Your task: Please copy every line below that contains the string "this".

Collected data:

========================================

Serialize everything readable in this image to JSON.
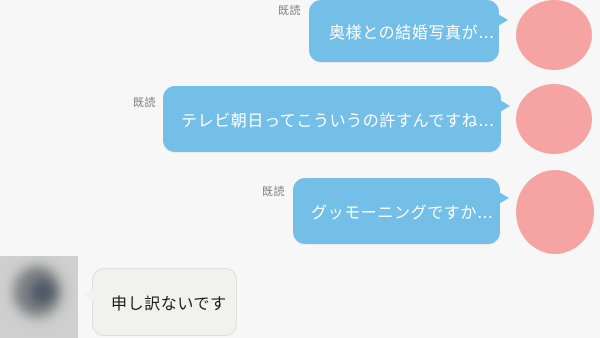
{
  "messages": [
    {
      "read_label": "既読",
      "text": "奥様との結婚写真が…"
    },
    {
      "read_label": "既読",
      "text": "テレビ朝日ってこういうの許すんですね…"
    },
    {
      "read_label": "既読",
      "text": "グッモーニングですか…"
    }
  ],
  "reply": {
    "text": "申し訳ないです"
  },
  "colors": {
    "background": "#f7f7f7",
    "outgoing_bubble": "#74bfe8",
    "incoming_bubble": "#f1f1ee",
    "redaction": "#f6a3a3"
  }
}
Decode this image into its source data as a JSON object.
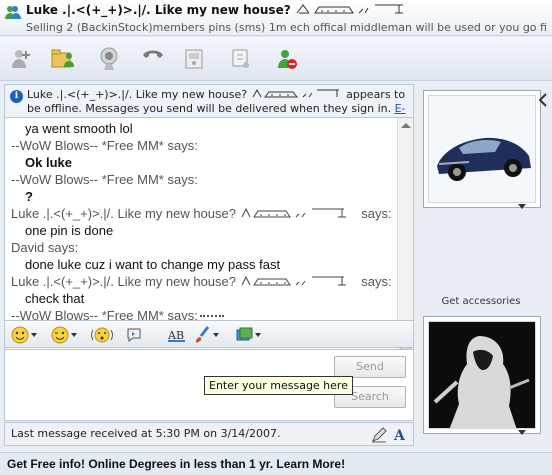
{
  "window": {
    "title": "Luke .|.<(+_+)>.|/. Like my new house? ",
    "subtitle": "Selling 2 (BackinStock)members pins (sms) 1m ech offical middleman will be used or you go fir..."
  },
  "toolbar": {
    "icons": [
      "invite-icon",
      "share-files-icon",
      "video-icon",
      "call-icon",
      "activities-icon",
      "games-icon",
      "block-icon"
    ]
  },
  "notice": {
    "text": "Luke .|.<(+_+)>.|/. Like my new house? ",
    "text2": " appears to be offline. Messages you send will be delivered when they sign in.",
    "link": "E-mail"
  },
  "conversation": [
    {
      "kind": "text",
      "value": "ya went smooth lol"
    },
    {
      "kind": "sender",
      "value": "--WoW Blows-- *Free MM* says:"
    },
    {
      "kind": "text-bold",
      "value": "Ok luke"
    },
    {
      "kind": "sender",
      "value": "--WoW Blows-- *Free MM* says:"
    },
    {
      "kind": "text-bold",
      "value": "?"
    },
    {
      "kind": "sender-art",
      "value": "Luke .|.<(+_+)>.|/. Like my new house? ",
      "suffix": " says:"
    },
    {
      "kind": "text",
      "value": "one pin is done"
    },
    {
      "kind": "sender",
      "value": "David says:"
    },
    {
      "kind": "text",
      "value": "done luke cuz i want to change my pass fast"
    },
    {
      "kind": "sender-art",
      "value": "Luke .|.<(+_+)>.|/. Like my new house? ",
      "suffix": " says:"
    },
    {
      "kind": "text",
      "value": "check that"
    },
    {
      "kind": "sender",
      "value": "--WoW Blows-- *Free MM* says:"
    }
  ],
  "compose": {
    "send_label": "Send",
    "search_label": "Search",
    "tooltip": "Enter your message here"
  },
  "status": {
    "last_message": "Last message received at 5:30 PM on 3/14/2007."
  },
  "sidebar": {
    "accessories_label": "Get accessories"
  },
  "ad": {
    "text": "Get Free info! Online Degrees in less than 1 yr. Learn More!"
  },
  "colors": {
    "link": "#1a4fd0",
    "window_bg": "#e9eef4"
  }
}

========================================

Answer space:
Serialize everything readable in this image to JSON.
Decode this image into its source data as a JSON object.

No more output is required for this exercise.